== Task brief ==
Restate the entries word for word, omitting nothing.

== Available data ==
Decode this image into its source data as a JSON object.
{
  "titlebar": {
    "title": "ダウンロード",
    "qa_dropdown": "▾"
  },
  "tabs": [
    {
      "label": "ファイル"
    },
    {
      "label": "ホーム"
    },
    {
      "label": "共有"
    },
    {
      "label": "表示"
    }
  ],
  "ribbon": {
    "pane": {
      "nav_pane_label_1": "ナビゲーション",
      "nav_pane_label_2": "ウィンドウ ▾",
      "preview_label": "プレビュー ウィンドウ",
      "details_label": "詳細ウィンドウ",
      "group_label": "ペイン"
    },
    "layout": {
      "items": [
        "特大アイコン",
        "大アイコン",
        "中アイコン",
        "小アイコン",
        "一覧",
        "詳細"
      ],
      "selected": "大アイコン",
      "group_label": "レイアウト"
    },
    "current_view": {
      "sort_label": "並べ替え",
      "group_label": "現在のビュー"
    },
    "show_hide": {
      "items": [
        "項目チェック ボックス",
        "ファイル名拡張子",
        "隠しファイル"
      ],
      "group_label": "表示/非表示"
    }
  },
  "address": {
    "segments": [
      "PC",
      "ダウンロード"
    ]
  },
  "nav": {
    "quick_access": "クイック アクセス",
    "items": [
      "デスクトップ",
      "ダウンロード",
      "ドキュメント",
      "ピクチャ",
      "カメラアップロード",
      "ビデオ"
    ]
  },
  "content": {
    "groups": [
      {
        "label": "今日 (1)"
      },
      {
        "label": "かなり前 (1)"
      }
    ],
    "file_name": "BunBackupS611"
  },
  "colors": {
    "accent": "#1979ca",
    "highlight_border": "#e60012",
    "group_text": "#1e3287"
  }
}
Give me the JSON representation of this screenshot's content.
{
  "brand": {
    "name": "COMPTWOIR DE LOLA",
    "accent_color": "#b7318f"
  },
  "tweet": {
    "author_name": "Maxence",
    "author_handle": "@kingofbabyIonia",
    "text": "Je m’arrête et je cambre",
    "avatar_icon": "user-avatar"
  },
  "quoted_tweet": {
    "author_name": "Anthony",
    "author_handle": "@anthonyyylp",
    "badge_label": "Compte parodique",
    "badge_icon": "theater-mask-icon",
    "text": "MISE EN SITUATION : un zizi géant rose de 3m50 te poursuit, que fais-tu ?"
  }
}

== Solution for this problem ==
Decode this image into its source data as a JSON object.
{
  "titlebar": {
    "title": "ダウンロード",
    "qa_dropdown": "▾"
  },
  "tabs": [
    {
      "label": "ファイル"
    },
    {
      "label": "ホーム"
    },
    {
      "label": "共有"
    },
    {
      "label": "表示"
    }
  ],
  "ribbon": {
    "pane": {
      "nav_pane_label_1": "ナビゲーション",
      "nav_pane_label_2": "ウィンドウ ▾",
      "preview_label": "プレビュー ウィンドウ",
      "details_label": "詳細ウィンドウ",
      "group_label": "ペイン"
    },
    "layout": {
      "items": [
        "特大アイコン",
        "大アイコン",
        "中アイコン",
        "小アイコン",
        "一覧",
        "詳細"
      ],
      "selected": "大アイコン",
      "group_label": "レイアウト"
    },
    "current_view": {
      "sort_label": "並べ替え",
      "group_label": "現在のビュー"
    },
    "show_hide": {
      "items": [
        "項目チェック ボックス",
        "ファイル名拡張子",
        "隠しファイル"
      ],
      "group_label": "表示/非表示"
    }
  },
  "address": {
    "segments": [
      "PC",
      "ダウンロード"
    ]
  },
  "nav": {
    "quick_access": "クイック アクセス",
    "items": [
      "デスクトップ",
      "ダウンロード",
      "ドキュメント",
      "ピクチャ",
      "カメラアップロード",
      "ビデオ"
    ]
  },
  "content": {
    "groups": [
      {
        "label": "今日 (1)"
      },
      {
        "label": "かなり前 (1)"
      }
    ],
    "file_name": "BunBackupS611"
  },
  "colors": {
    "accent": "#1979ca",
    "highlight_border": "#e60012",
    "group_text": "#1e3287"
  }
}
Give me the JSON representation of this screenshot's content.
{
  "brand": {
    "name": "COMPTWOIR DE LOLA",
    "accent_color": "#b7318f"
  },
  "tweet": {
    "author_name": "Maxence",
    "author_handle": "@kingofbabyIonia",
    "text": "Je m’arrête et je cambre",
    "avatar_icon": "user-avatar"
  },
  "quoted_tweet": {
    "author_name": "Anthony",
    "author_handle": "@anthonyyylp",
    "badge_label": "Compte parodique",
    "badge_icon": "theater-mask-icon",
    "text": "MISE EN SITUATION : un zizi géant rose de 3m50 te poursuit, que fais-tu ?"
  }
}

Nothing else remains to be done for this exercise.